  • Josiah
    2019-01-10 04:24

    This whole series is great and I'm glad it was the first fantasy book I ever read as a kid because I owed my early childhood enthusiasm for fantasy to it. It's good enough and easy enough that I blew right through it when I was in grade four and I still read it today.

  • Nioniel
    2019-01-16 06:32

    I think I stopped reading these books because the author decide to TOTALLY IGNORE John just as he was starting to get interesting and move on to his random relatives. Who were annoying little kids, by the way.

  • Heather
    2018-12-25 07:39

    I haven't read this yet, but I am sure the series will be amazing. My dad, John's son, told me it was like Narnia, so I would probably like it. I've only really looked through the first few chapters because I had other things to read but I'm sure my grandpa did a great good :D

  • Scott
    2019-01-17 10:34

    This may be the worst four star book in my books, but I read it about a thousand times as a kid and "really liked it" every time. It's no work of great literature, but it sure resonated with me for some reason. The others in the series weren't quite as good though....

  • Marilyn
    2019-01-05 05:20

    Enjoyed it as a teenager.

  • Paul
    2019-01-11 07:32

    The Archives of Anthropos series does a nice job of blending fantasy, spirituality and psychology into good stories.

  • Jenny (Reading Envy)
    2019-01-11 04:30

    Loved these as a kid, more than Narnia. For some reason I was particularly captivated by this book and don't really remember the others. The journey underground was particularly memorable.

  • Anna
    2018-12-24 10:28

    This is a book much like Narnia, in plot as well as the way it's written. I like it for its symbolizm and the clean language. If you liked Narnia, then you'll definately like this!

  • Lori Nemitz
    2019-01-21 04:16

    Read between September & December 1980.

  • Holly
    2019-01-24 06:30

    I read this before I was even aware of CS Lewis. Enchanting book riddled with magic, adventure and hope. Hard to believe now that it is listed as a "religious" book.

  • Stacey
    2019-01-01 08:18

    Good story I borrowed from the MICS library. Chronicles of Narnianish.

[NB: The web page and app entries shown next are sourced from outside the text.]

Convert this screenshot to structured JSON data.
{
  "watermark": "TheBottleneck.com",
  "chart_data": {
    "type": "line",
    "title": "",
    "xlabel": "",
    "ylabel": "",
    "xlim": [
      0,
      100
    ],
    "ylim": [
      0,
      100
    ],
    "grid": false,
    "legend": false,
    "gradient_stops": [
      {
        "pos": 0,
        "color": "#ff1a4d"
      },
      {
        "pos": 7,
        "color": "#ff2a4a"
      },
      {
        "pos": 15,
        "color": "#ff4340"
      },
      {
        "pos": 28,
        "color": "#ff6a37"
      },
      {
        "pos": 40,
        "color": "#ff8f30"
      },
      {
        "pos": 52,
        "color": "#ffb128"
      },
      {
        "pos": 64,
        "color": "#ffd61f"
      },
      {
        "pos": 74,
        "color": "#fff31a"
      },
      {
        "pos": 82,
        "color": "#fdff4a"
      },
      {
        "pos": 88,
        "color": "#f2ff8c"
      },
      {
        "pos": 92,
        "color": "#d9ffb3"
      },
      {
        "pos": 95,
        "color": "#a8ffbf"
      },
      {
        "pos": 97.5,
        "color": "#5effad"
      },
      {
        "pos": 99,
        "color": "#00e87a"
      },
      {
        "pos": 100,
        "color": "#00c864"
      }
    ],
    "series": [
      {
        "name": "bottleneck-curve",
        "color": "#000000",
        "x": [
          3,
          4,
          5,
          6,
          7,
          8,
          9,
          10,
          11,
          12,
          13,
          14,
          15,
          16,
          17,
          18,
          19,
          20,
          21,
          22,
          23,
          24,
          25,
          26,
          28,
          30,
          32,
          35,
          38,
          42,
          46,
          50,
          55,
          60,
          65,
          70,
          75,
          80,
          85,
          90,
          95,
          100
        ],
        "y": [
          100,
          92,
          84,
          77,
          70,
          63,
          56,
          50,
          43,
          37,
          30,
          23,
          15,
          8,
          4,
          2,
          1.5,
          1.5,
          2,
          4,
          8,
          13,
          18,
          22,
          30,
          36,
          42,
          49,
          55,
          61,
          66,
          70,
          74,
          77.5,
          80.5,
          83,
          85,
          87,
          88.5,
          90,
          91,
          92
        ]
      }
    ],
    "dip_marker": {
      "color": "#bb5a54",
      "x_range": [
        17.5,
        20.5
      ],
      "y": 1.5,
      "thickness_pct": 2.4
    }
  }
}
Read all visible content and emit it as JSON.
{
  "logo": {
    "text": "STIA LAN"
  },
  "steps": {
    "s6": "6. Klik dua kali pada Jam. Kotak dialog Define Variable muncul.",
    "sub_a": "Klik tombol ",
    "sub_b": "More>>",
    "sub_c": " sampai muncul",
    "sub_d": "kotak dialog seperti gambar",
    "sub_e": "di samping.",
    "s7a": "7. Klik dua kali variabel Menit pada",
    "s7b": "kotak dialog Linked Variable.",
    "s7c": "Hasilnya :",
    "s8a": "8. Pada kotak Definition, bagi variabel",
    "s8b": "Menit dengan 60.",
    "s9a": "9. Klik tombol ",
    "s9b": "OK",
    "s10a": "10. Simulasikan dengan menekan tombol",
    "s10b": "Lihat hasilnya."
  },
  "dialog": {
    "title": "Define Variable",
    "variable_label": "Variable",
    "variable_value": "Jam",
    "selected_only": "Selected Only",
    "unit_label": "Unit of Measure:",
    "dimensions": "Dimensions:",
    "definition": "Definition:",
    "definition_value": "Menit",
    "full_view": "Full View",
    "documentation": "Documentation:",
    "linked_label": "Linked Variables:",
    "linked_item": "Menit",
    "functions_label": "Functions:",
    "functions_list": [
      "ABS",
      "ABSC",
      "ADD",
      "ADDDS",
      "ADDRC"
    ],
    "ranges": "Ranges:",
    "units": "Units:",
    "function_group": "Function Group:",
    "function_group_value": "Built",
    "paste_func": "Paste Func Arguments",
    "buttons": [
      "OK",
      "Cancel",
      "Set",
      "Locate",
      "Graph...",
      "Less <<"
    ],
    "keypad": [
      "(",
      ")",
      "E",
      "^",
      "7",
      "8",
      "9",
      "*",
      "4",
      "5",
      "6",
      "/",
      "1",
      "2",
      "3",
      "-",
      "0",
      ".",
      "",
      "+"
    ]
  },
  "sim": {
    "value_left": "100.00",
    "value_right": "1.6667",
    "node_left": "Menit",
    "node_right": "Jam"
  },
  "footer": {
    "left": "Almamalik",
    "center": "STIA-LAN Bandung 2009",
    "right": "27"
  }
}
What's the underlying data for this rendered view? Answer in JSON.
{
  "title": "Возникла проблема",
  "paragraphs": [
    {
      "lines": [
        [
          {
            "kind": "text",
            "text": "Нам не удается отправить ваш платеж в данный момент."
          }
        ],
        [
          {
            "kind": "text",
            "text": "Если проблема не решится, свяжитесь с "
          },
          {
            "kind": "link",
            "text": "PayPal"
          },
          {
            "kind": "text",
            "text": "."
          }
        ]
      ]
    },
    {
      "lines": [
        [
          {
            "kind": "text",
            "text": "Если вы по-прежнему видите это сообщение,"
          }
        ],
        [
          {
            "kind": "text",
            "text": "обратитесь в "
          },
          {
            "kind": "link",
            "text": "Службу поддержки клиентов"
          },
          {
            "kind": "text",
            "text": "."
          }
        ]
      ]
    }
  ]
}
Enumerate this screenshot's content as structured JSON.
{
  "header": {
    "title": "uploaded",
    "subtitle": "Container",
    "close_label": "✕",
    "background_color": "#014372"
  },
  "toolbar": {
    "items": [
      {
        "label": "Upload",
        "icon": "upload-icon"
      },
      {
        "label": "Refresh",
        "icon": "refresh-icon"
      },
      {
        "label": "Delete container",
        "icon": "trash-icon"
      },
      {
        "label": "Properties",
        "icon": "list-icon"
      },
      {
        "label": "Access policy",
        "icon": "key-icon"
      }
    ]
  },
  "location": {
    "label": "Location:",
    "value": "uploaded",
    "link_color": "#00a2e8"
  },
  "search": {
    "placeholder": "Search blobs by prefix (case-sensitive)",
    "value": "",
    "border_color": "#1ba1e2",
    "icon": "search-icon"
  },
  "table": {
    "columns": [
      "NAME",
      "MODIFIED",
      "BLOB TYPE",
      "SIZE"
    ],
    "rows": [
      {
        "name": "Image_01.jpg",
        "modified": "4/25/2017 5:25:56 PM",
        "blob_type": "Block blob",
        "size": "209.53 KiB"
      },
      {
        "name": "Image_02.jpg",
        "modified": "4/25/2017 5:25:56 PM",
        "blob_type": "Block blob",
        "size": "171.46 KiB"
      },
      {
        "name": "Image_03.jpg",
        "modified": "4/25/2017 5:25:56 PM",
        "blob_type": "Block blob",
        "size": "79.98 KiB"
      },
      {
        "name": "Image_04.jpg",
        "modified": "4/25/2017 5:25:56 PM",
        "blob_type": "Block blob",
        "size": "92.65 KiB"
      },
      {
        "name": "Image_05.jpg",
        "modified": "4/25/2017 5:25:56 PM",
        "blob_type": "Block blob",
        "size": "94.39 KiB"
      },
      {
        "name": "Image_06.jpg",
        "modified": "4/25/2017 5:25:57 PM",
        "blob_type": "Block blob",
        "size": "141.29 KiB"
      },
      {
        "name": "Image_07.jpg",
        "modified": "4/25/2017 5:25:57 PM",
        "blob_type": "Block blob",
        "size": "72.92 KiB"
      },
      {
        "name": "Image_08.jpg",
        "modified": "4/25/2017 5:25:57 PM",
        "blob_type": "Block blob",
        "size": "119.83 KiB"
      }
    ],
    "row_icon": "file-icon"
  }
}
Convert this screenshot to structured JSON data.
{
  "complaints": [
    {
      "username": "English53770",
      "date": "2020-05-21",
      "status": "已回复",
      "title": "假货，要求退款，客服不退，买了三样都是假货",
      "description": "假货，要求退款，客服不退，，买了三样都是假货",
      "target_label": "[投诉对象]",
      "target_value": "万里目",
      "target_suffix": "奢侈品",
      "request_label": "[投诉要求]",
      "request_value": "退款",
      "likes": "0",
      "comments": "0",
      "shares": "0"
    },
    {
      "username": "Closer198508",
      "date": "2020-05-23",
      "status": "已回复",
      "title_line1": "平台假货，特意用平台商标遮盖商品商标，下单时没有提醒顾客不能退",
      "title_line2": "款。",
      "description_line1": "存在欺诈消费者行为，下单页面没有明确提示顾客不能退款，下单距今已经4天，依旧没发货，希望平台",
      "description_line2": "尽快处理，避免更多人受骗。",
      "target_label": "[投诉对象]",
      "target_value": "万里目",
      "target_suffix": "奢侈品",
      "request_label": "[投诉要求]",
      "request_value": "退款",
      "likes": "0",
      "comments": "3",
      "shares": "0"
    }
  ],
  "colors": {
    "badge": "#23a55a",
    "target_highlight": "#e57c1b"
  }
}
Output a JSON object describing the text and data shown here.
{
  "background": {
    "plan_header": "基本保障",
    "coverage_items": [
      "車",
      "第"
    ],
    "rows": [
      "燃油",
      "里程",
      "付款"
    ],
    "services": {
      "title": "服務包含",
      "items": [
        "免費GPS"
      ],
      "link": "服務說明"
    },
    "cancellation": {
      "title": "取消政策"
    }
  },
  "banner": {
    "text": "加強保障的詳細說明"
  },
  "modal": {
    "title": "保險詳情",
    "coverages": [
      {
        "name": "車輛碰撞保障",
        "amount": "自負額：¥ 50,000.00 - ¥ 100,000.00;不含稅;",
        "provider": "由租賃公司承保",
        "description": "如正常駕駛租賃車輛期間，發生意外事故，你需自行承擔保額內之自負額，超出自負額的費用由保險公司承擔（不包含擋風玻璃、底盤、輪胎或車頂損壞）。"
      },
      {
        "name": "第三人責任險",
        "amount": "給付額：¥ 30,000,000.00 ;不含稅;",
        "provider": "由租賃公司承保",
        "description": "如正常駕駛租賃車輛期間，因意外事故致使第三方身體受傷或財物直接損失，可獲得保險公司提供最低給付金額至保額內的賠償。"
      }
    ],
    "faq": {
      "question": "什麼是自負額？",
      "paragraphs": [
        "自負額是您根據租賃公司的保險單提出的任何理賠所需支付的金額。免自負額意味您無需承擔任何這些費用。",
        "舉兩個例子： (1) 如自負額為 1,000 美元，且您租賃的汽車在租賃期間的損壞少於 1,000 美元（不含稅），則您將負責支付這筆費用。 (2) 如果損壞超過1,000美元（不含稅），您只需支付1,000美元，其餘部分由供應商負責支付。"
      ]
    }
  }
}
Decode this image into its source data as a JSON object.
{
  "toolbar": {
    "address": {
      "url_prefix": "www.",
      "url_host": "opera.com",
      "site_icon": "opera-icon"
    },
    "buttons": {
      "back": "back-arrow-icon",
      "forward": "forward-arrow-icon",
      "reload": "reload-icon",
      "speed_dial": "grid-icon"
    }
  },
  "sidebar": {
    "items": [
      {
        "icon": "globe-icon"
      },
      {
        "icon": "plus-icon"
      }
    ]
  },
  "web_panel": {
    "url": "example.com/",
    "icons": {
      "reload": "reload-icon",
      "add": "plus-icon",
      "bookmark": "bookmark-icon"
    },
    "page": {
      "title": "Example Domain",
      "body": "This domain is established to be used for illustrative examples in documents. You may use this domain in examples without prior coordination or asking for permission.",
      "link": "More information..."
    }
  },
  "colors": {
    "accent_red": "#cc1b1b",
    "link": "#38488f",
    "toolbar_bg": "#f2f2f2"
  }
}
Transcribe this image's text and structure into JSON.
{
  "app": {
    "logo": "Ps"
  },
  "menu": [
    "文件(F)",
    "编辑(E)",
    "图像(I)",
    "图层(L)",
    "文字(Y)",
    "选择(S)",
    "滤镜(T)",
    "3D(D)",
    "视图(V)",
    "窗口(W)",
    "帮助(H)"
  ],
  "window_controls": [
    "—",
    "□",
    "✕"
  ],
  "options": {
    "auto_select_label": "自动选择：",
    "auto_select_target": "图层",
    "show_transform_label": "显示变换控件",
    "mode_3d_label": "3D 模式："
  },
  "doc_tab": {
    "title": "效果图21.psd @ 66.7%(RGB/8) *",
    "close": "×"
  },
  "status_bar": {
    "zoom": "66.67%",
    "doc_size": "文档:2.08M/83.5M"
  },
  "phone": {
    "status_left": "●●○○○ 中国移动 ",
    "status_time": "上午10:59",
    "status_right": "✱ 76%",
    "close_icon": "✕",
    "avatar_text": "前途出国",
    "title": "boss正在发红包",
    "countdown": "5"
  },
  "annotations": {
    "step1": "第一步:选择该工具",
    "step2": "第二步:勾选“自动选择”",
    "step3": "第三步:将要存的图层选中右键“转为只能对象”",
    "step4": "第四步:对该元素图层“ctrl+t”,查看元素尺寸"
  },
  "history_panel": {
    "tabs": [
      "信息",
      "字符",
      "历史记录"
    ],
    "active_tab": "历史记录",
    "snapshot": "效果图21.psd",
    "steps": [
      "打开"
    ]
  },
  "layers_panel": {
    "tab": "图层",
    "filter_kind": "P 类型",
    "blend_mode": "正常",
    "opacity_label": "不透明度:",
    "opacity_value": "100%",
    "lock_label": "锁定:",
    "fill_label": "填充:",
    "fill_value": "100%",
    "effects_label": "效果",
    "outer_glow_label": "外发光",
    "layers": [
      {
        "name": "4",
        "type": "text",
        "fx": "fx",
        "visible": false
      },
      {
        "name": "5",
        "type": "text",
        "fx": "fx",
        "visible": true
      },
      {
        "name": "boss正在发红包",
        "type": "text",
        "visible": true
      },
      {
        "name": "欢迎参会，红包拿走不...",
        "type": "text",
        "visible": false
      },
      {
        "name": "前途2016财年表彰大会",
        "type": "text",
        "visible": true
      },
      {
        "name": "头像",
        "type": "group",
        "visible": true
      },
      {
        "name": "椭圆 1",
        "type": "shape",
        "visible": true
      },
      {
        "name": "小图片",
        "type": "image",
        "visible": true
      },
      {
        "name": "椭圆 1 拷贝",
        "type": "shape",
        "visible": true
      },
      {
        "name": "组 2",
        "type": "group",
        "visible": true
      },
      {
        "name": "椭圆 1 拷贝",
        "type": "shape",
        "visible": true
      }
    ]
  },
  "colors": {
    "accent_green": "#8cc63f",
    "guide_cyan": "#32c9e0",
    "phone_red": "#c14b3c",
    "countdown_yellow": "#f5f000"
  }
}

  • Jan
    2019-01-11 06:37

    LOVE these books! Exciting, thrilling, and hard to put down! It is even better reading the series the third time around!

  • Rob Kibbe
    2019-01-05 07:45

    Entertaining with huge influence from Chronicles of Narnia and George McDonald's "The Princess and the Goblin" and "The Princess and Curdie"

  • Mark Benedict
    2019-01-23 07:39

    So long ago... had to remember, but I remember feeling really compelled by it-- some good symbolism, so good work John.

  • Mindy
    2019-01-10 10:28

    One of my very favorites when I was growing up. Despite the obvious Christian overtones, it still holds a place of endearment in my heart.